(Stored data)
^^^^^^^^
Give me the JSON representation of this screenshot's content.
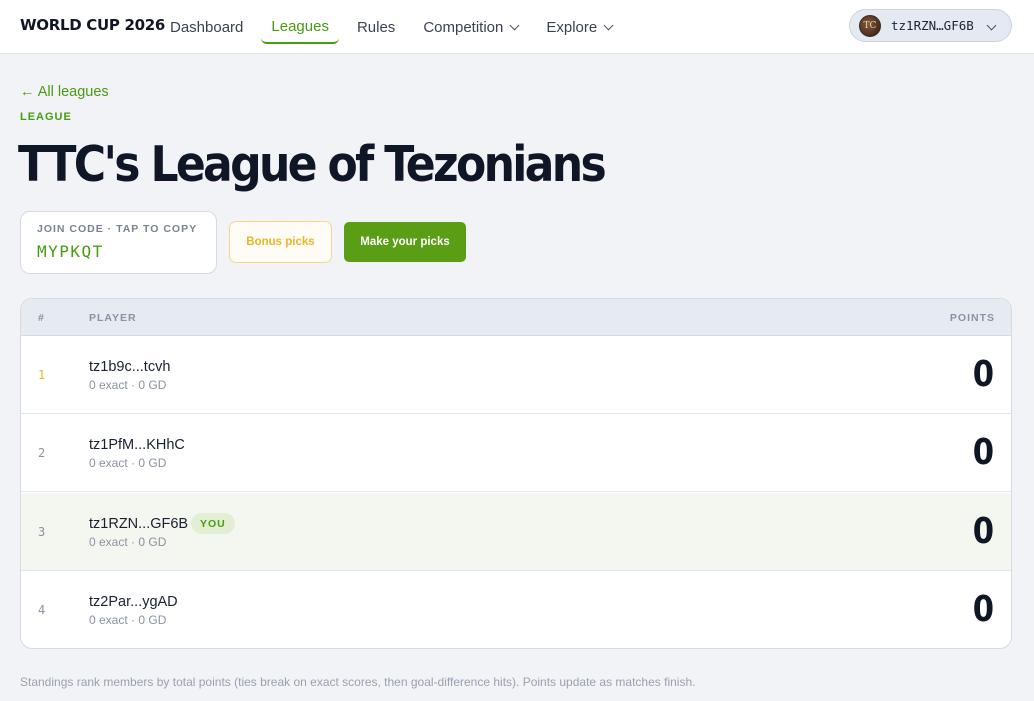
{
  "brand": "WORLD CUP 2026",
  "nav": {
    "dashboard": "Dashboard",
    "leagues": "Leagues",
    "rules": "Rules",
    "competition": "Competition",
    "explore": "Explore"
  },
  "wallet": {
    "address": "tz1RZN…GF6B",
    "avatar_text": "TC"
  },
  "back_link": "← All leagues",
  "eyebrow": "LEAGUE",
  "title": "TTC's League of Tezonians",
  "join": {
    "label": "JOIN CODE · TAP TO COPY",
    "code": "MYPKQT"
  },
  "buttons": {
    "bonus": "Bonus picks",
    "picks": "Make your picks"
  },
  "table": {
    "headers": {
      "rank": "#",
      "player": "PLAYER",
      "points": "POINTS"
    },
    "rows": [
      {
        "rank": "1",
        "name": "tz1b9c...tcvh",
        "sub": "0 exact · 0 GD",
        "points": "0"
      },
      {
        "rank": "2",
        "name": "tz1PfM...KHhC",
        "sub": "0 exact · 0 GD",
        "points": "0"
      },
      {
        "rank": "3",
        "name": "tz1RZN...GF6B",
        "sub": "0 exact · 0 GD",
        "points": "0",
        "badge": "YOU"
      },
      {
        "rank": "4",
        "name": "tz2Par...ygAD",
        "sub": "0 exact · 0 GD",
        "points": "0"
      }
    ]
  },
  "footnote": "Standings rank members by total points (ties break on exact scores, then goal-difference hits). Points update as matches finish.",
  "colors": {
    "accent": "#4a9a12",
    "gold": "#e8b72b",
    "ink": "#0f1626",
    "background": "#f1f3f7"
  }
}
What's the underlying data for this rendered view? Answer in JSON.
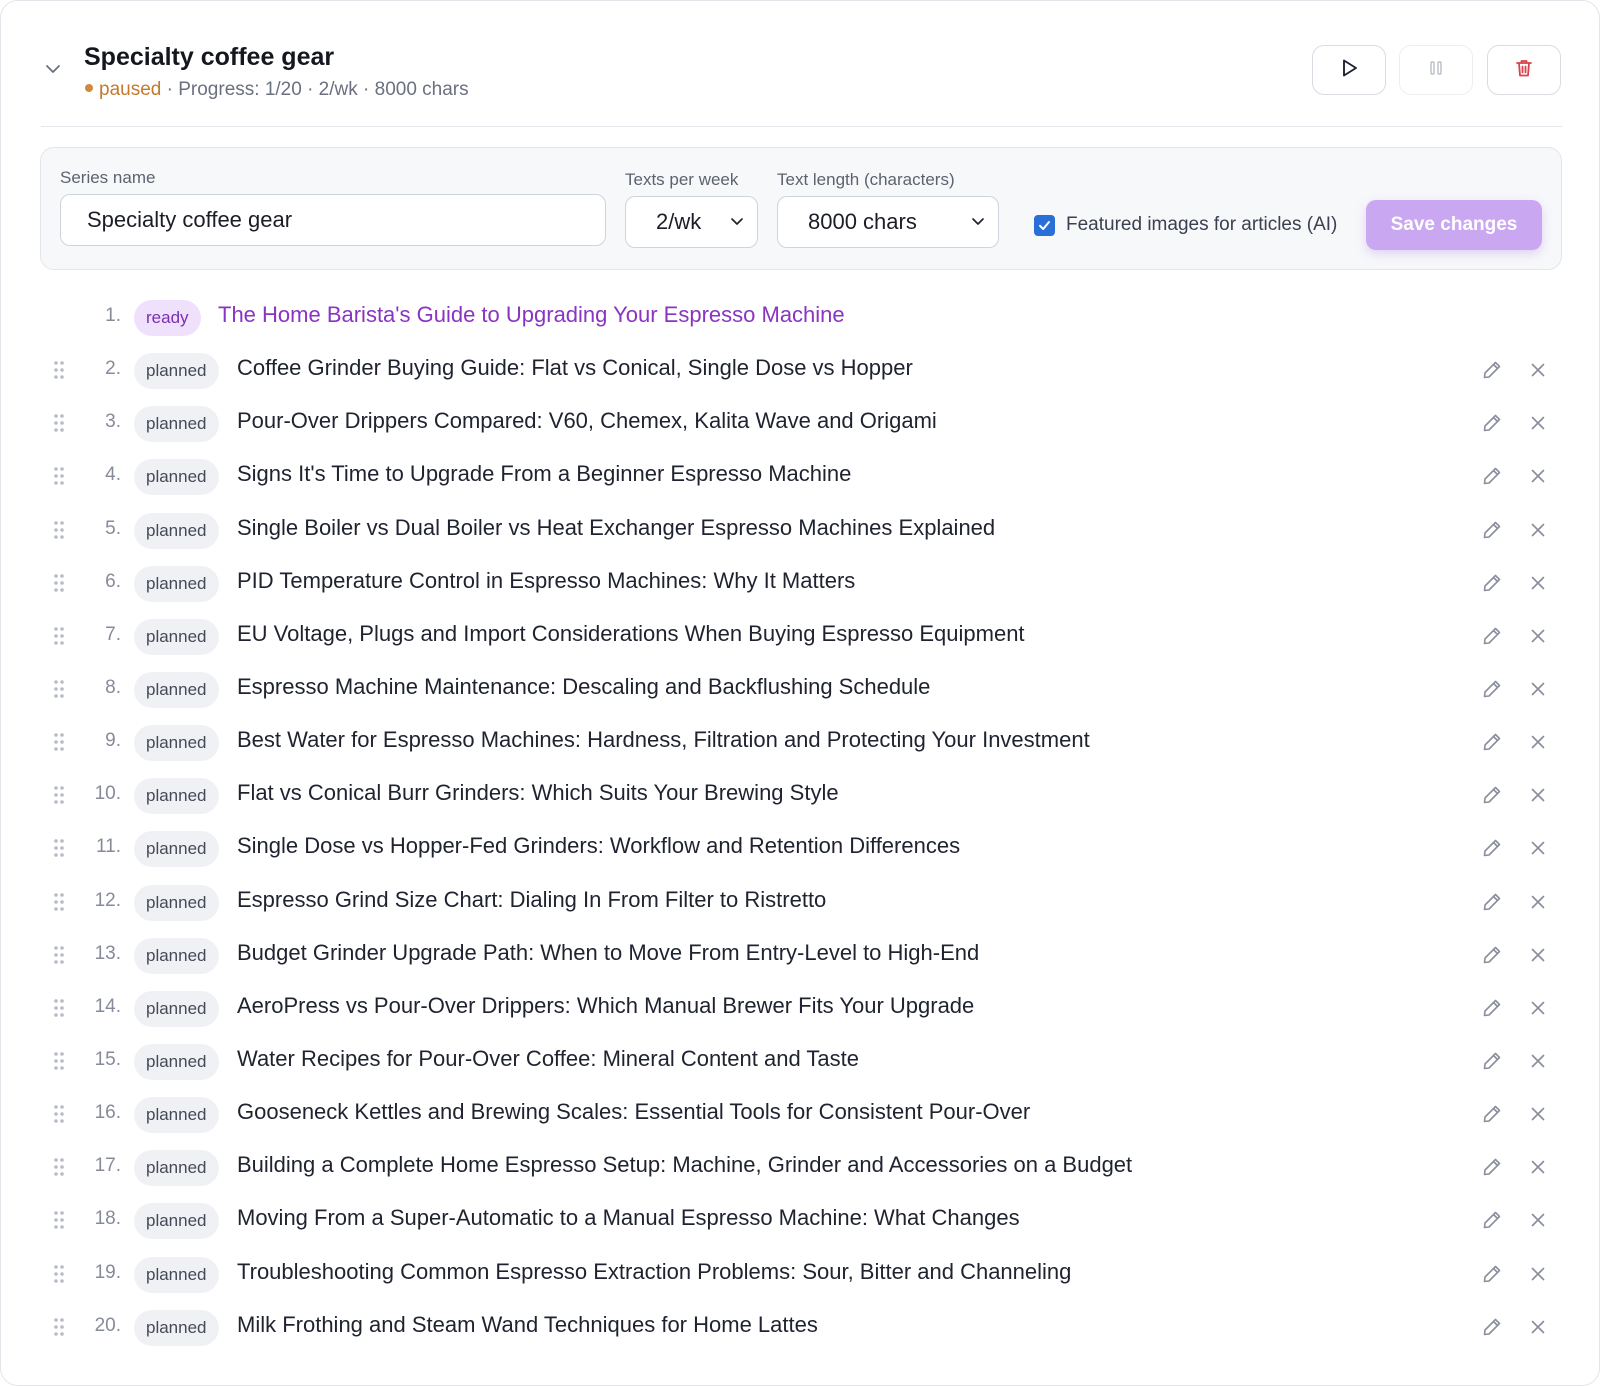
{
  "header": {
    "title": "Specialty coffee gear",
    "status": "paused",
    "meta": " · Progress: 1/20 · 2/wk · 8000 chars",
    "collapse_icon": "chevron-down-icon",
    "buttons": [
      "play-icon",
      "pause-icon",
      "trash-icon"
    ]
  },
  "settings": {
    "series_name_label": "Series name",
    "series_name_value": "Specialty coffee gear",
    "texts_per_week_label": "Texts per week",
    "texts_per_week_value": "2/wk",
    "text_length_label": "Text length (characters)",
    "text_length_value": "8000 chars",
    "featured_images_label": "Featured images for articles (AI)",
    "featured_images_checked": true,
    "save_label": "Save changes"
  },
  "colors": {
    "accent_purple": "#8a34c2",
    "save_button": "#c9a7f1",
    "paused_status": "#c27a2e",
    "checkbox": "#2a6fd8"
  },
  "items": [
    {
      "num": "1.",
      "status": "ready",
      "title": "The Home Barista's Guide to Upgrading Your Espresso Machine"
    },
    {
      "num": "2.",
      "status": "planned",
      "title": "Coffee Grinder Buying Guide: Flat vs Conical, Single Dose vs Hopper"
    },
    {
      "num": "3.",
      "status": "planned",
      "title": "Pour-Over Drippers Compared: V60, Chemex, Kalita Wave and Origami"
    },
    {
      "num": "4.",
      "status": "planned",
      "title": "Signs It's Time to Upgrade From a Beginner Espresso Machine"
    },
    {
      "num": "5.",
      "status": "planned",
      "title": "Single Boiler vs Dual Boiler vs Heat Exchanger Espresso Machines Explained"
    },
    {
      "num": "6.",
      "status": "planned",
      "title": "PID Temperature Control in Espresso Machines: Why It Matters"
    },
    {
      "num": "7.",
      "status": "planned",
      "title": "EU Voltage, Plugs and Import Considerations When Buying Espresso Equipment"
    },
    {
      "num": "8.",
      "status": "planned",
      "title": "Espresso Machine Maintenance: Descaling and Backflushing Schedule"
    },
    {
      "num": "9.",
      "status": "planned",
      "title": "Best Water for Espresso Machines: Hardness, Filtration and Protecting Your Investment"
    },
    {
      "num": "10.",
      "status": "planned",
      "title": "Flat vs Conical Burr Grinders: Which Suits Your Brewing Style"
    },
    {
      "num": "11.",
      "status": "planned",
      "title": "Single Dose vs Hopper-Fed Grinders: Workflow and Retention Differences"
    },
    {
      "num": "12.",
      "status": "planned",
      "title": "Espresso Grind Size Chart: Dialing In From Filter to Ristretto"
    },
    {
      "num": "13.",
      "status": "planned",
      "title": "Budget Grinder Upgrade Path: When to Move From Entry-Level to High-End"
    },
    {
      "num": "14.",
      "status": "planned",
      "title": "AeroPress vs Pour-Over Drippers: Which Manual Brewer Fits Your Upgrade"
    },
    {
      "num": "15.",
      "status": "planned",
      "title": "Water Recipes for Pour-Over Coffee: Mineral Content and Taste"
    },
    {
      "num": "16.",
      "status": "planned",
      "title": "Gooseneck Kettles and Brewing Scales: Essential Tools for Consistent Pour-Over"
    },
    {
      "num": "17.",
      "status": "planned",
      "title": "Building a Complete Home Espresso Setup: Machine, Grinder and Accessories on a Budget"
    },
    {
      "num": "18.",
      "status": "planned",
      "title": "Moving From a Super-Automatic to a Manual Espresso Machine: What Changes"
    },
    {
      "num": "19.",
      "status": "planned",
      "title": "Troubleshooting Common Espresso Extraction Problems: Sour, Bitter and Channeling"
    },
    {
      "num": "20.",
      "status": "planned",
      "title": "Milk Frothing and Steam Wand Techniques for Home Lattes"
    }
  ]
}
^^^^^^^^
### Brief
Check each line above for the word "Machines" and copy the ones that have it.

### Reply to the exercise
      "title": "Single Boiler vs Dual Boiler vs Heat Exchanger Espresso Machines Explained"
      "title": "PID Temperature Control in Espresso Machines: Why It Matters"
      "title": "Best Water for Espresso Machines: Hardness, Filtration and Protecting Your Investment"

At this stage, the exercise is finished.